Showing posts from January, 2012

Starbucks and the Inner Id

All day long, I am responsible. I see the world through the prism of someone who has been a mom for almost a decade and basically done pretty   much the same work with the same people for more than   15 years. What that means is that I am boring in certain respects. I eat my greens, work out quite a bit, keep a clean house, and go on date nights with my husband. I am boring---except I’m not. I too have an inner id---an id that I don’t let out very much. Not sure why. It won’t hurt anybody. I feel the safest place to observe my inner id is the safe sanctum of a nice café in a large city. But when I walk out those doors---oh well, I once again become the me that I’ve been all these years. Nice, responsible, disciplined, happy, kind of boring me. How about you? Can you tell me about your inner id??? From January 26, 2011 I have had a pretty tough day. I’ve been working hard, copy writing on demand all day. Trying to basically write a 12-page custom publication in a couple of day

Coffee & Politics 2012

Coffee’s universal popularity is indisputable. Most people love it. According to information collected and reported in a recent issue of National Geographic (see graphic inset), coffee is the 2 nd most recognized smell in the world. It is widely loved for its utility, ability to enhance functional capacity, and its taste. When we’re down it picks us up and it even makes us healthier. Today is a big day politically. It’s unclear where the Republican primaries will net out as both Romney and Gingrich consolidate their popularity among voters. Add to that, the excitement of Obama’s State of the Union address, which is expected to address economic concerns and the need for more jobs, and it’s clear that the United States is geared up for lots of café talk. Coffee has always been part of the American political landscape. During the Boston Tea Party in 1773, drinking coffee was patriotic. As the nation was being formed, the founding fathers got together in coffeehouses and strategi

Our Annual MLK Party: Coffee, Justice, and Lip Gloss

Every year, we have a party called “Drinking Coffee (and Hot Chocolate) in Honor of MLK, Jr.” We get together on what is almost always a cold night and drink hot drinks, listen to music, talk, and let the kids play. It’s a nice way to acknowledge the holiday. Though one year some of the kids read parts of King’s most famous speech (“I Have a Dream”--- the one that he delivered in Washington, D.C. in 1963) out loud, we don’t generally recite quotes or watch youtube videos of Dr. King or anything like that. Basically, it’s just another party in Montclair. A typical multiracial groupfest with dogs and cats wandering about and lots of kids running around---some with parents of different races, others with parents of the same gender, some with parents from similar ethnic backgrounds, but radically different backgrounds in other ways. Many married people and some single people. People with children and without children. People from every part of the United States and the world. I cho
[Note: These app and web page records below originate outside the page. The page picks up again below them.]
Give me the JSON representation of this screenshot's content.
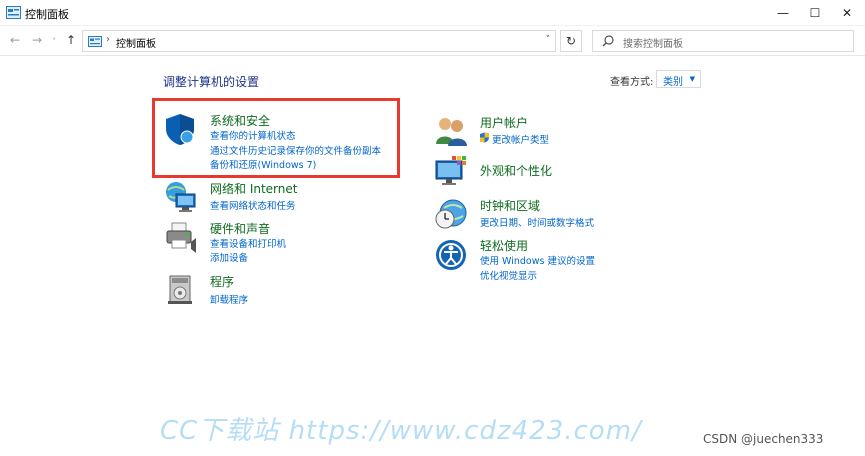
{
  "window": {
    "title": "控制面板",
    "icon": "control-panel-icon"
  },
  "nav": {
    "back": "←",
    "forward": "→",
    "recent": "˅",
    "up": "↑"
  },
  "address": {
    "separator": "›",
    "path": "控制面板",
    "dropdown": "˅",
    "refresh": "↻"
  },
  "search": {
    "placeholder": "搜索控制面板",
    "icon": "search-icon"
  },
  "content": {
    "title": "调整计算机的设置",
    "view_by_label": "查看方式:",
    "view_by_value": "类别",
    "categories_left": [
      {
        "title": "系统和安全",
        "icon": "shield-icon",
        "links": [
          "查看你的计算机状态",
          "通过文件历史记录保存你的文件备份副本",
          "备份和还原(Windows 7)"
        ]
      },
      {
        "title": "网络和 Internet",
        "icon": "network-globe-icon",
        "links": [
          "查看网络状态和任务"
        ]
      },
      {
        "title": "硬件和声音",
        "icon": "printer-icon",
        "links": [
          "查看设备和打印机",
          "添加设备"
        ]
      },
      {
        "title": "程序",
        "icon": "programs-icon",
        "links": [
          "卸载程序"
        ]
      }
    ],
    "categories_right": [
      {
        "title": "用户帐户",
        "icon": "users-icon",
        "links": [
          "更改帐户类型"
        ]
      },
      {
        "title": "外观和个性化",
        "icon": "monitor-palette-icon",
        "links": []
      },
      {
        "title": "时钟和区域",
        "icon": "clock-globe-icon",
        "links": [
          "更改日期、时间或数字格式"
        ]
      },
      {
        "title": "轻松使用",
        "icon": "ease-of-access-icon",
        "links": [
          "使用 Windows 建议的设置",
          "优化视觉显示"
        ]
      }
    ]
  },
  "watermark": "CC下载站 https://www.cdz423.com/",
  "credit": "CSDN @juechen333",
  "colors": {
    "link": "#0066cc",
    "category": "#0e6b1f",
    "title": "#1e3287",
    "highlight": "#e8392e",
    "watermark": "#a9d8f4"
  }
}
A Shout out to a Coffee House in Bahrain: Where Lattes and Tear Gas Mix

Although the Kingdom of Bahrain is renowned for its pearls and oil, as well as its World Trade Center and Financial Harbor, it is also getting attention for how the ongoing Arab Spring Revolution has been playing out here. One of the hotspots of the uprising it turns out is Costa Coffee , a café in the capital city of Manama. In an article published in the New York Times on December 29, 2001 with the title “A Haven for Dissent in Bahrain, Where Lattes and Tear Gas Mix,” Adam Ellick writes about Bahrainis who get together at Costa Coffee not only to drink coffee and eat sweet treats with their friends and families—even bringing their children—but also to protest the lack of democracy in their tiny island nation of 1.23 million people. What’s the issue? According to Ellick, “The island is governed by a Sunni family, the Khalifas, with ties not only to Washington, but to Riyadh. The country is majority Shiite.” The Bahraini Shiites complain of systematic discrimination, exclusio